↓

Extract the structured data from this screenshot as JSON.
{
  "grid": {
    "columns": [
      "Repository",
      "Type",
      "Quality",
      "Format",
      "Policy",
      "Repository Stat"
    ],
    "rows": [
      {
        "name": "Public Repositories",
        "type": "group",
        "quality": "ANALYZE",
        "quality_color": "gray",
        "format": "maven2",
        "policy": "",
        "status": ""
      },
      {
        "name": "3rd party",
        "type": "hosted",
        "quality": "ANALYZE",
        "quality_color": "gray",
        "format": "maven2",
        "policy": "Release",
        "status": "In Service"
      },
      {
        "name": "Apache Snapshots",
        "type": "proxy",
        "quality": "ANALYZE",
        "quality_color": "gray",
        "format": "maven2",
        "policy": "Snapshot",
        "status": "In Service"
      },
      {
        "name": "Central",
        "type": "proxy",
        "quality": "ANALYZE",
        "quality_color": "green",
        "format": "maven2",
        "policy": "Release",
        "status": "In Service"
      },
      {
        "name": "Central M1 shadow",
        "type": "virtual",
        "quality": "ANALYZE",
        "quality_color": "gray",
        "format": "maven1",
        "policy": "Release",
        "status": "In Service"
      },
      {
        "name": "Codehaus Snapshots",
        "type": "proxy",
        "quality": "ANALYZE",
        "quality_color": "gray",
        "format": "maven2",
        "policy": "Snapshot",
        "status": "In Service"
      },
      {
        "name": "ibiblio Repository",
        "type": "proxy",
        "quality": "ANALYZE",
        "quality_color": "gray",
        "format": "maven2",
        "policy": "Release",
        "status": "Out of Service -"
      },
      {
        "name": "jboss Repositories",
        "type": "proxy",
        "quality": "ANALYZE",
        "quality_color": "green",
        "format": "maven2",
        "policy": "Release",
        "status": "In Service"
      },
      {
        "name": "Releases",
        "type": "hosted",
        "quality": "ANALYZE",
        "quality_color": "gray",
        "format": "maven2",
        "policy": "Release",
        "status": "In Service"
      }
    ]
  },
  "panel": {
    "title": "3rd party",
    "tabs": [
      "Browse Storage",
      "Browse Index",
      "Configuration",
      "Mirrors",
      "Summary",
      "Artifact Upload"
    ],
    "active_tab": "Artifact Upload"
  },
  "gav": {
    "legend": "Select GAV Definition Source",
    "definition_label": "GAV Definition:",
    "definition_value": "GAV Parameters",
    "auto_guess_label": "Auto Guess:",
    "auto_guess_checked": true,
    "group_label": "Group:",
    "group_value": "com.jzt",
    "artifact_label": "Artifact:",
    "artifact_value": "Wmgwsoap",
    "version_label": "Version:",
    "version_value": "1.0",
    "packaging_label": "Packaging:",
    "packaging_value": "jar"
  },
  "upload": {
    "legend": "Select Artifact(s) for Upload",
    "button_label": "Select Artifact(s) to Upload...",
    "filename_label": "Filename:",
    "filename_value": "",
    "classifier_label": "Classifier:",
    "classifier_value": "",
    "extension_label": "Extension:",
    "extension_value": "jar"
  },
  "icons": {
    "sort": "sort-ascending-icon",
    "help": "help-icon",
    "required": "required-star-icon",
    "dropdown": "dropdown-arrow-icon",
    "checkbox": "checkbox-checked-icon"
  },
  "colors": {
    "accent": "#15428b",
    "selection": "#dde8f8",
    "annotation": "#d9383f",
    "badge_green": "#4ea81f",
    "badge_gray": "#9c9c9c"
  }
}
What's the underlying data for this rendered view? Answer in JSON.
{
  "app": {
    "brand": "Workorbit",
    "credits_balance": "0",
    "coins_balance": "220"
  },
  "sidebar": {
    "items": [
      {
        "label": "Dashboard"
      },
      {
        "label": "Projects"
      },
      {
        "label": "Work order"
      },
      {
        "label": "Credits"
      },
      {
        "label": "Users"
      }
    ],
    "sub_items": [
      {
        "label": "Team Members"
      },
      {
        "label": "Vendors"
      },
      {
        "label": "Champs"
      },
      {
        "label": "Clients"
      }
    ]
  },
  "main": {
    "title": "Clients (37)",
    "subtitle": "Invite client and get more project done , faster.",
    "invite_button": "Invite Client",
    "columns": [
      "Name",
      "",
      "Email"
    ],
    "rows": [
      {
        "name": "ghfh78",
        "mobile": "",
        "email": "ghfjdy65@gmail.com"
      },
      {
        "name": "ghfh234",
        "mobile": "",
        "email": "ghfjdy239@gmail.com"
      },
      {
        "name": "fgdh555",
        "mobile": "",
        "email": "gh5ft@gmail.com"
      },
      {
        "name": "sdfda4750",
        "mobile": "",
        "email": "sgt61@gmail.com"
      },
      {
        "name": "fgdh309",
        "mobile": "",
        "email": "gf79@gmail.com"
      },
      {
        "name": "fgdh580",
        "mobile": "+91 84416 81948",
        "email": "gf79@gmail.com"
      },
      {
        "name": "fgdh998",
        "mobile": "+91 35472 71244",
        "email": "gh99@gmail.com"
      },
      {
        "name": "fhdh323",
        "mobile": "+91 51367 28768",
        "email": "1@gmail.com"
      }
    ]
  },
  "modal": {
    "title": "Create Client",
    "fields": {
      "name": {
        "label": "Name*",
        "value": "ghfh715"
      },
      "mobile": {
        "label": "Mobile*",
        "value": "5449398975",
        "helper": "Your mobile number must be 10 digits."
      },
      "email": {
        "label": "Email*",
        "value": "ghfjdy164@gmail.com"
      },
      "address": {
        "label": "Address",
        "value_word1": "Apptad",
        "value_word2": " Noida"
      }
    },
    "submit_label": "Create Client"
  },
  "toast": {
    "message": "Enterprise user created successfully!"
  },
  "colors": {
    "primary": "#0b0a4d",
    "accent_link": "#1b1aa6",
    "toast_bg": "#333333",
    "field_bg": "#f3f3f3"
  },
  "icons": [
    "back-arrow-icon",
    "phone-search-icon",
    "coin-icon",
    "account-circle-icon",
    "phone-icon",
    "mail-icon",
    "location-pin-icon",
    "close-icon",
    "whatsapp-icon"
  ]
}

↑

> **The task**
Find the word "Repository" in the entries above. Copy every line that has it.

> **Solved exercise**
      "Repository",
      "Repository Stat"
        "name": "ibiblio Repository",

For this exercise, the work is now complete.